The Prince George's County Board of Education has rejected a proposal made by negotiators for county teachers that sought a board guarantee that teachers could go to binding arbitration with their grievances in the 1984-85 school year.

Instead, the board would agree only to negotiate that point as part of next year's contract talks, according to Brian J. Porter, school system spokesman.

The teachers, who have been without a contract since August, told the board on Thursday that they would be willing to settle the present dispute if the board would agree to grant the teachers the right to binding arbitration over grievances as part of next year's contract. In earlier contract talks, the teachers had attempted to get the board to agree to binding arbitration of grievances as part of this year's contract.

The issue of binding arbitration is the last remaining point of contention between the teachers and the school board.

"We were willing to put the thing off for a year. We thought we had made a big concession . . . . The board is being really obstinate about this," said Paul Pinsky, president of the Prince George's County Educators Association, the bargaining agent for the teachers.

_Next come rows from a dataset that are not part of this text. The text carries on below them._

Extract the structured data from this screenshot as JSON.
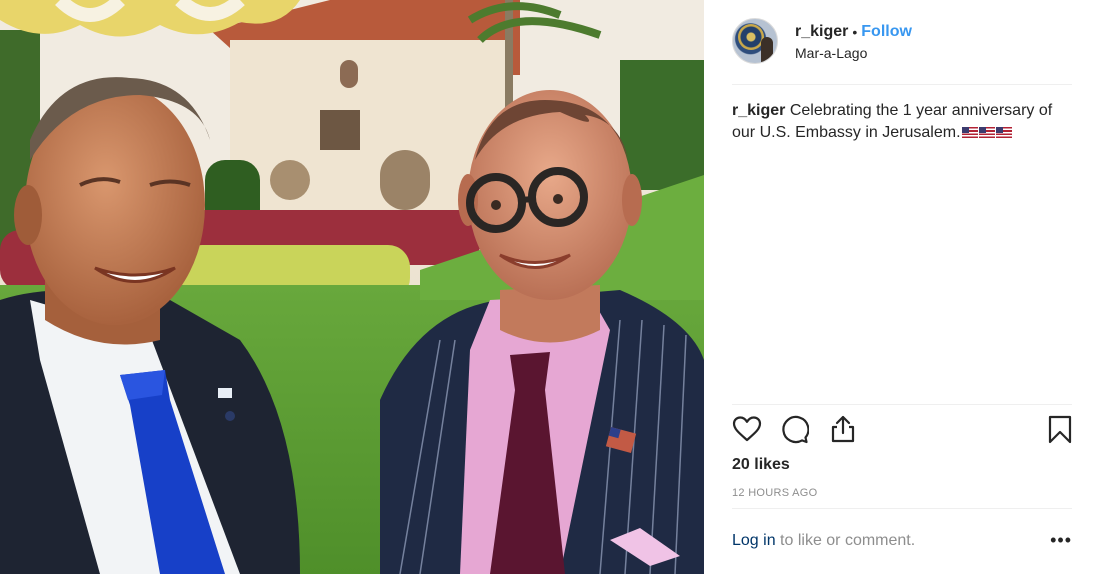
{
  "post": {
    "username": "r_kiger",
    "separator": "•",
    "follow_label": "Follow",
    "location": "Mar-a-Lago",
    "caption_user": "r_kiger",
    "caption_text": "Celebrating the 1 year anniversary of our U.S. Embassy in Jerusalem.",
    "caption_emoji_count": 3,
    "likes": "20 likes",
    "timestamp": "12 HOURS AGO",
    "login_label": "Log in",
    "comment_prompt": " to like or comment.",
    "more_label": "•••"
  },
  "icons": {
    "like": "heart-icon",
    "comment": "comment-icon",
    "share": "share-icon",
    "save": "bookmark-icon",
    "flag": "us-flag-icon"
  },
  "colors": {
    "link": "#3897f0",
    "login": "#003569",
    "muted": "#8e8e8e",
    "text": "#262626"
  }
}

Porter said the board action "represents a good faith gesture . . . to recognize the need to discuss and negotiate" the issue. He said the board is willing to discuss the issue of binding arbitration only "in the context of a full range of contractual issues . . . . They do not want the issue of binding arbitration to stand alone."

Pinsky said the association's executive council would discuss the board's latest action at a meeting on Wednesday, after which the association will decide on its next course of action.

In a related development, the Prince George's County Council of Parent Teacher Associations, which represents about 190 local PTAs passed a resolution this week urging the school board to agree to the teachers' contract demands.